scattergood gloryGet to know Augusta…

Augusta Scattergood spent most of her career as a school librarian. Although she never stopped loving, reading, and recommending kids books, in 2001 she gave up being a librarian to follow her writing dream.  

Her first novel, GLORY BE, was sold to Scholastic Press in 2010. It has been named one of Amazon’s Top Twenty Middle Grade Books of 2012, a Children’s Book Council Notable Social Studies Trade Book, and is on both the Mississippi and the Pennsylvania state lists of outstanding children’s books for this year.  

She reviews books for the Christian Science Monitor, Delta Magazine, and avidly blogs about writing and books. She’s now editing her next novel, coming from Scholastic in the fall of 2014. For more info, visit her website
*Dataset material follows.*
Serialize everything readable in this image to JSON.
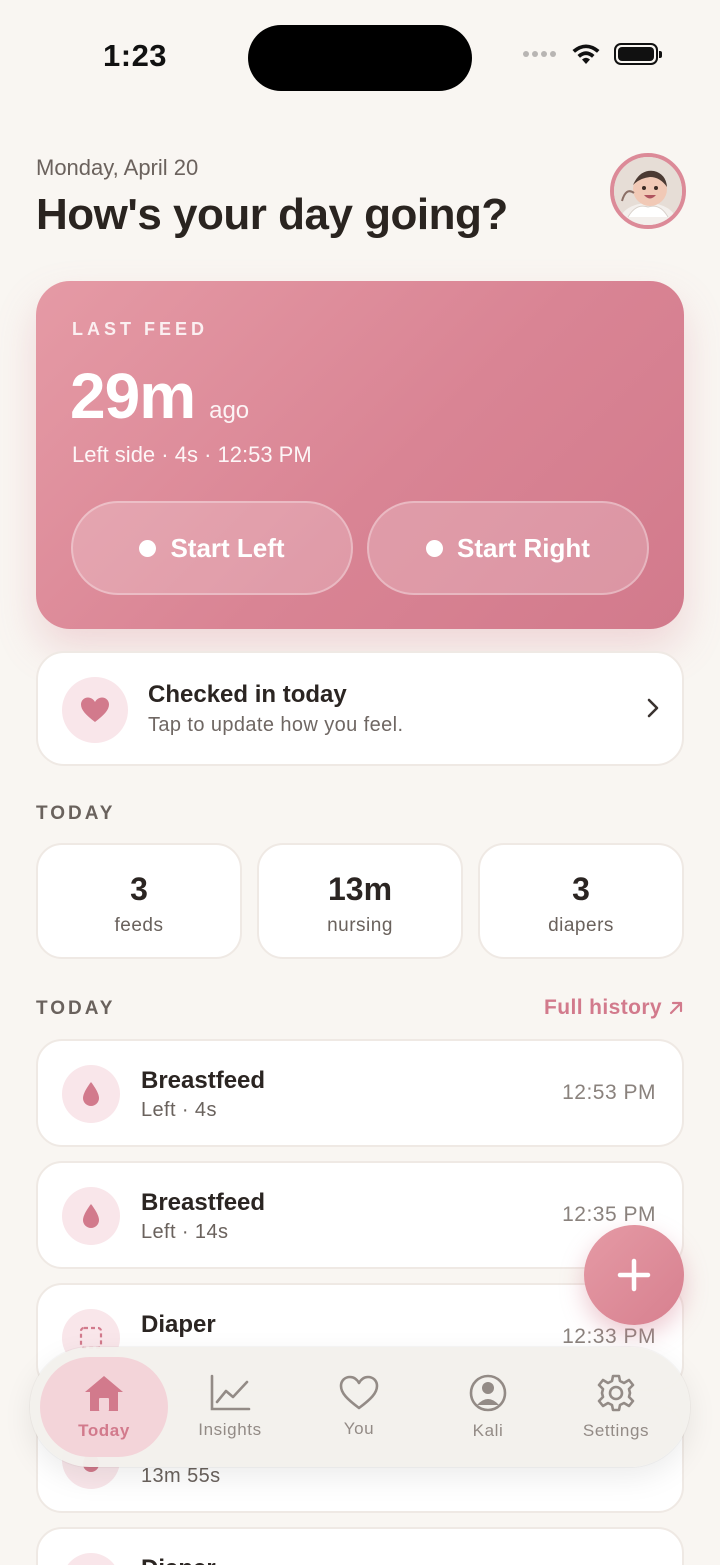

Let the conversation begin!

How did you choose the genre you write in? 

It chose me. I’ve always loved reading middle-grade fiction. It seemed like a no-brainer when a young girl turning twelve whispered in my ear. 
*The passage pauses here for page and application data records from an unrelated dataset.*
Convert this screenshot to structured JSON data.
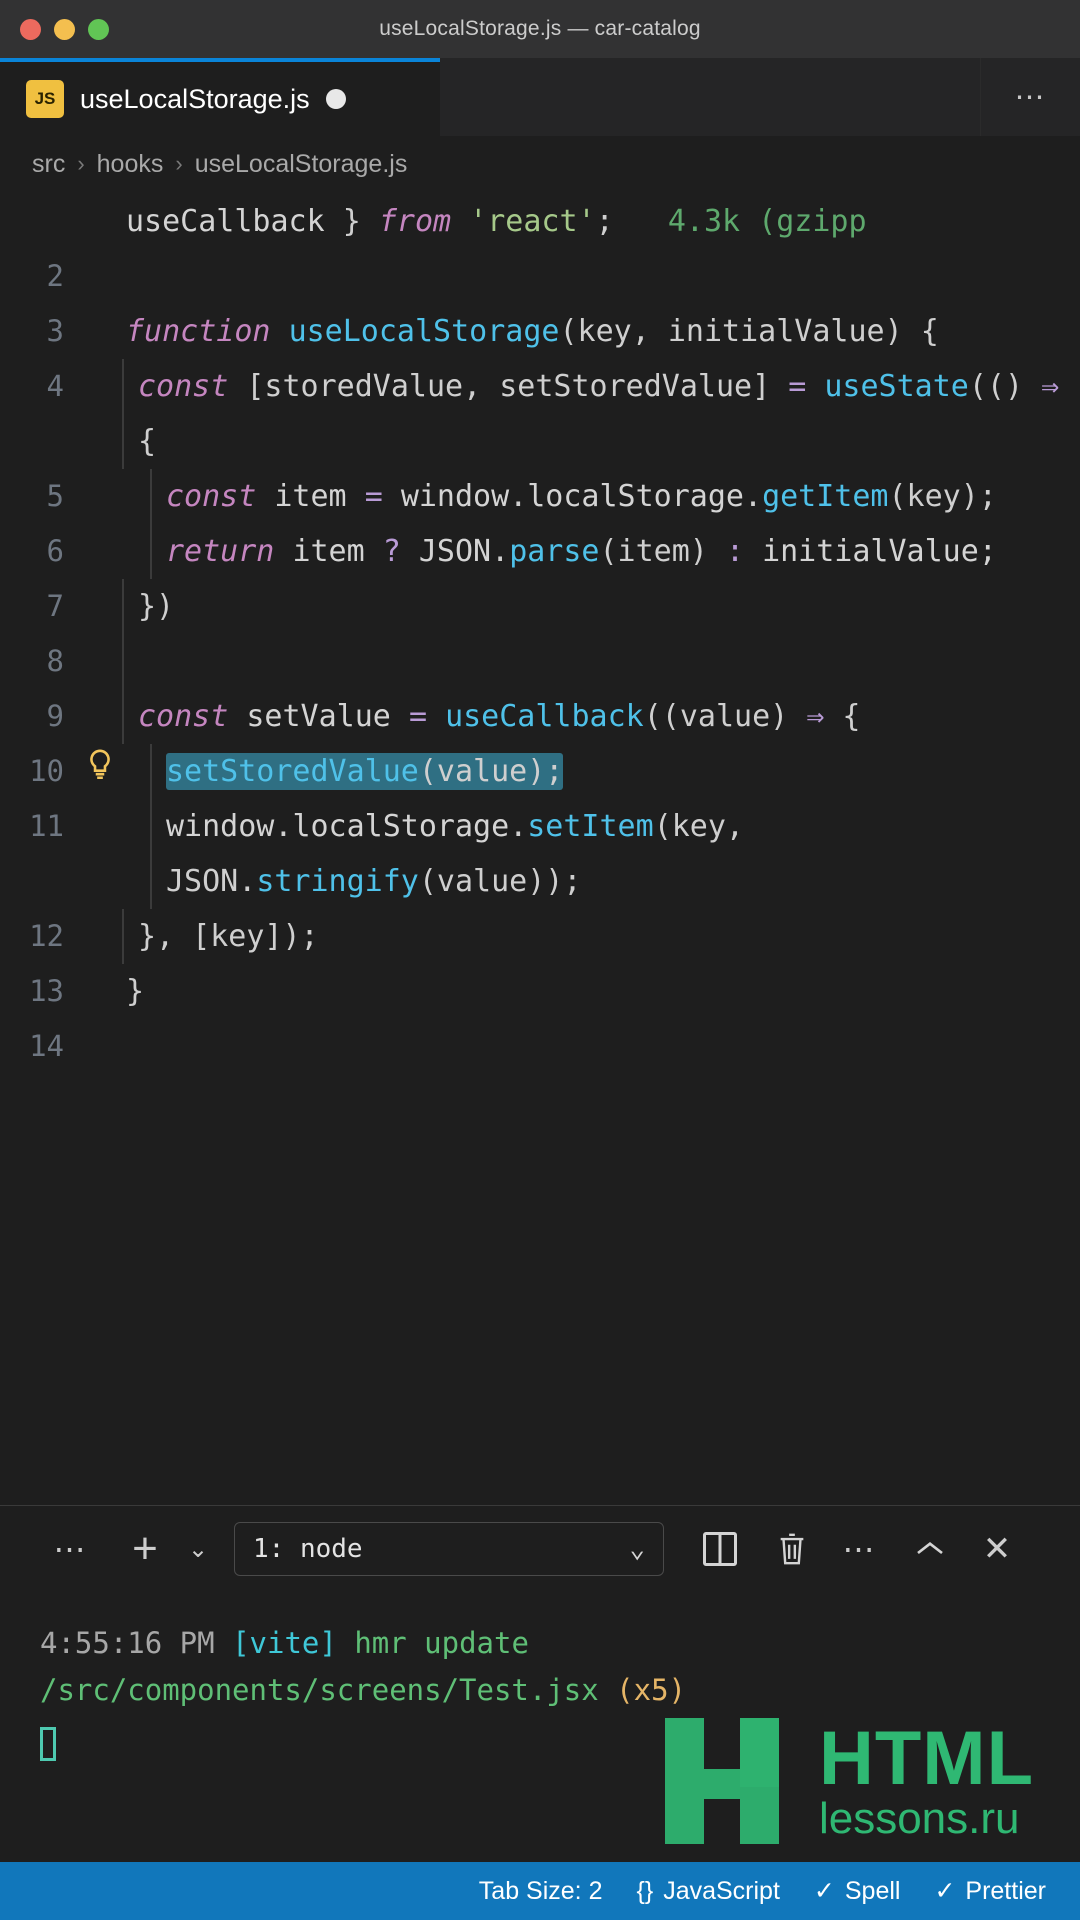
{
  "titlebar": {
    "title": "useLocalStorage.js — car-catalog",
    "traffic_lights": [
      "close-red",
      "minimize-yellow",
      "maximize-green"
    ],
    "colors": {
      "red": "#ec6a5e",
      "yellow": "#f4bf4f",
      "green": "#61c555"
    }
  },
  "tabbar": {
    "active_tab": {
      "icon": "JS",
      "label": "useLocalStorage.js",
      "dirty": true
    },
    "more_actions": "⋯"
  },
  "breadcrumb": {
    "items": [
      "src",
      "hooks",
      "useLocalStorage.js"
    ],
    "separator": "›"
  },
  "editor": {
    "language": "JavaScript",
    "lines": [
      {
        "number": "",
        "bulb": false,
        "indent": 0,
        "tokens": [
          {
            "t": "useCallback ",
            "c": "plain"
          },
          {
            "t": "} ",
            "c": "punc"
          },
          {
            "t": "from ",
            "c": "kw"
          },
          {
            "t": "'react'",
            "c": "strq"
          },
          {
            "t": ";",
            "c": "punc"
          },
          {
            "t": "   4.3k (gzipp",
            "c": "cost"
          }
        ]
      },
      {
        "number": "2",
        "bulb": false,
        "indent": 0,
        "tokens": []
      },
      {
        "number": "3",
        "bulb": false,
        "indent": 0,
        "tokens": [
          {
            "t": "function ",
            "c": "kw"
          },
          {
            "t": "useLocalStorage",
            "c": "fn2"
          },
          {
            "t": "(key, initialValue) {",
            "c": "punc"
          }
        ]
      },
      {
        "number": "4",
        "bulb": false,
        "indent": 1,
        "tokens": [
          {
            "t": "const ",
            "c": "kw"
          },
          {
            "t": "[storedValue, setStoredValue] ",
            "c": "punc"
          },
          {
            "t": "= ",
            "c": "op"
          },
          {
            "t": "useState",
            "c": "fn2"
          },
          {
            "t": "(() ",
            "c": "punc"
          },
          {
            "t": "⇒",
            "c": "arrow"
          },
          {
            "t": " {",
            "c": "punc"
          }
        ]
      },
      {
        "number": "5",
        "bulb": false,
        "indent": 2,
        "tokens": [
          {
            "t": "const ",
            "c": "kw"
          },
          {
            "t": "item ",
            "c": "plain"
          },
          {
            "t": "= ",
            "c": "op"
          },
          {
            "t": "window",
            "c": "plain"
          },
          {
            "t": ".",
            "c": "punc"
          },
          {
            "t": "localStorage",
            "c": "plain"
          },
          {
            "t": ".",
            "c": "punc"
          },
          {
            "t": "getItem",
            "c": "fn2"
          },
          {
            "t": "(key);",
            "c": "punc"
          }
        ]
      },
      {
        "number": "6",
        "bulb": false,
        "indent": 2,
        "tokens": [
          {
            "t": "return ",
            "c": "kw"
          },
          {
            "t": "item ",
            "c": "plain"
          },
          {
            "t": "? ",
            "c": "op"
          },
          {
            "t": "JSON",
            "c": "plain"
          },
          {
            "t": ".",
            "c": "punc"
          },
          {
            "t": "parse",
            "c": "fn2"
          },
          {
            "t": "(item) ",
            "c": "punc"
          },
          {
            "t": ": ",
            "c": "op"
          },
          {
            "t": "initialValue;",
            "c": "plain"
          }
        ]
      },
      {
        "number": "7",
        "bulb": false,
        "indent": 1,
        "tokens": [
          {
            "t": "})",
            "c": "punc"
          }
        ]
      },
      {
        "number": "8",
        "bulb": false,
        "indent": 1,
        "tokens": []
      },
      {
        "number": "9",
        "bulb": false,
        "indent": 1,
        "tokens": [
          {
            "t": "const ",
            "c": "kw"
          },
          {
            "t": "setValue ",
            "c": "plain"
          },
          {
            "t": "= ",
            "c": "op"
          },
          {
            "t": "useCallback",
            "c": "fn2"
          },
          {
            "t": "((value) ",
            "c": "punc"
          },
          {
            "t": "⇒",
            "c": "arrow"
          },
          {
            "t": " {",
            "c": "punc"
          }
        ]
      },
      {
        "number": "10",
        "bulb": true,
        "indent": 2,
        "selected": true,
        "tokens": [
          {
            "t": "setStoredValue",
            "c": "fn2"
          },
          {
            "t": "(value);",
            "c": "punc"
          }
        ]
      },
      {
        "number": "11",
        "bulb": false,
        "indent": 2,
        "tokens": [
          {
            "t": "window",
            "c": "plain"
          },
          {
            "t": ".",
            "c": "punc"
          },
          {
            "t": "localStorage",
            "c": "plain"
          },
          {
            "t": ".",
            "c": "punc"
          },
          {
            "t": "setItem",
            "c": "fn2"
          },
          {
            "t": "(key, JSON",
            "c": "punc"
          },
          {
            "t": ".",
            "c": "punc"
          },
          {
            "t": "stringify",
            "c": "fn2"
          },
          {
            "t": "(value));",
            "c": "punc"
          }
        ]
      },
      {
        "number": "12",
        "bulb": false,
        "indent": 1,
        "tokens": [
          {
            "t": "}, [key]);",
            "c": "punc"
          }
        ]
      },
      {
        "number": "13",
        "bulb": false,
        "indent": 0,
        "tokens": [
          {
            "t": "}",
            "c": "punc"
          }
        ]
      },
      {
        "number": "14",
        "bulb": false,
        "indent": 0,
        "tokens": []
      }
    ]
  },
  "panel": {
    "toolbar": {
      "left_more": "⋯",
      "new_terminal": "+",
      "new_terminal_caret": "⌄",
      "terminal_selected": "1: node",
      "terminal_caret": "⌄",
      "split_icon": "split-terminal-icon",
      "kill_icon": "trash-icon",
      "more_icon": "⋯",
      "maximize_icon": "⌃",
      "close_icon": "✕"
    },
    "output": {
      "time": "4:55:16 PM",
      "source": "[vite]",
      "message": "hmr update /src/components/screens/Test.jsx",
      "count": "(x5)"
    }
  },
  "watermark": {
    "title": "HTML",
    "subtitle": "lessons.ru",
    "color": "#2fb873"
  },
  "statusbar": {
    "items": [
      {
        "label": "Tab Size: 2",
        "icon": ""
      },
      {
        "label": "JavaScript",
        "icon": "{}"
      },
      {
        "label": "Spell",
        "icon": "✓"
      },
      {
        "label": "Prettier",
        "icon": "✓"
      }
    ],
    "background": "#1177bb"
  }
}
How do you recharge your creative batteries?

Long walks. Talks with friends. Traveling. Reading. Especially reading. 

Can you tell us about the book you’re working on? Is it coming easily or have you run into road blocks?

I’ve been playing around with a character whose names seems to be Azalea. I see her clearly and the first chapter just poured out. I suspect when I sit down and ask her to tell me a story, the roadblocks might vanish. Right now, the character seems to be seriously in search of her plot! 

Is any material in your books based on real life experiences or purely imagination?

Much of GLORY BE is based on things that happened in the South in the 60s. I did a lot of research but I’ve always been fascinated by what went on in my own backyard, so to speak. 

True= I’ve visited Elvis’s house in Tupelo.

True= I know a lot about libraries and even worked in a similar situation to Miss Bloom’s library.

True= I was in the Pep Squad.

True= My college roommate knew how to twirl a fire baton.

False= The swimming pool in my town didn’t close.

True= Many others did. 

How many words have you written in one writing session?

I don’t really do the word count thing. 

Are you a person who makes the bed in the morning?

If nobody’s looking? Actually, I do make the bed. Sometimes not the minute I jump out of it. 

Can you tell us about your challenges in getting your first book published?

The biggest problem I had was not realizing it wasn’t quite a “book” yet. The newbie’s error. Submitting it before it was ready. Once it was close to ready, I found the perfect agent and we worked some more. When she submitted it to the perfect editor, things went very smoothly. 

What is your very favorite part of the day?

Early morning. Hands down. 

What was the worst advice you’ve ever been given?

  • Don’t write from the point of view of a boy.
  • Kids don’t read historical fiction so it’s a hard sell. Give it up. 

How did you celebrate your first book being published?

I feel a little like I haven’t stopped celebrating! I started with a Book Launch Party at Inkwood Books in Tampa, a delightful little independent bookstore. Followed quickly by the Miami SCBWI conference- my first. I got to be on the First Books Panel, meet the amazing folks at Books and Books, and rub elbows with some of my most admired people. And that was all in the first month. 

Best writing advice you’ve ever received?

Lately I’m leaning toward The Internet is the Enemy of First Drafts. 

If you were handed free opera tickets, would you go or sell them?

You’re kidding, of course. I would be there in a heartbeat. (Unless it was Wagner. I’m not a fan. I know, heresy.) 

Will you have a new book coming out soon?

My second novel, also historical middle-grade but set in a little town in Florida and told by a boy, will be published by Scholastic in Fall, 2014. We just announced that news, and I’m excited to share it.

Are there certain characters you would like to return to?

Right now, no. But I get a lot of kids at school visits asking what happened to Frankie and Glory’s friendship after the book ended. 

Who was the hardest character to develop?

I think it was Brother Joe. At first, he was mostly an absentee father, appearing only to disappear. He needed fleshing out, so I had to do a lot of work on him. 

Ever participated in a parade? What did you do?

Glory’s sister, Jesslyn, is in the Pep Squad at her high school. This is based entirely on real events. I marched in the home football game parades, after school on many Fridays. I can still do a pivot left, on a dime. 

Would you rather plan a party or attend one?

Attend. I don’t like planning parties. I don’t really love attending them, though once I’m there, I realize what fun parties can be! 

Of all your books, what was your favorite chapter to write?

Perhaps the chapter in Glory Be where the sisters end up in Tupelo, at Elvis’s house. It started out being a lot of fun, a way to add humor to a serious topic. By the time I’d finished, it had many layers. I like that about a book. 

Do you collect anything?

I’m not a serious collector really. But I have way too many autographed books.  Silver baby cups from family. Shells. Postcards. 

What is the easiest part of the writing process? Hardest?

I love the editing process. I hate the first draft thing. Although I enjoy getting to know my characters, I don’t love digging to find out what they are up to.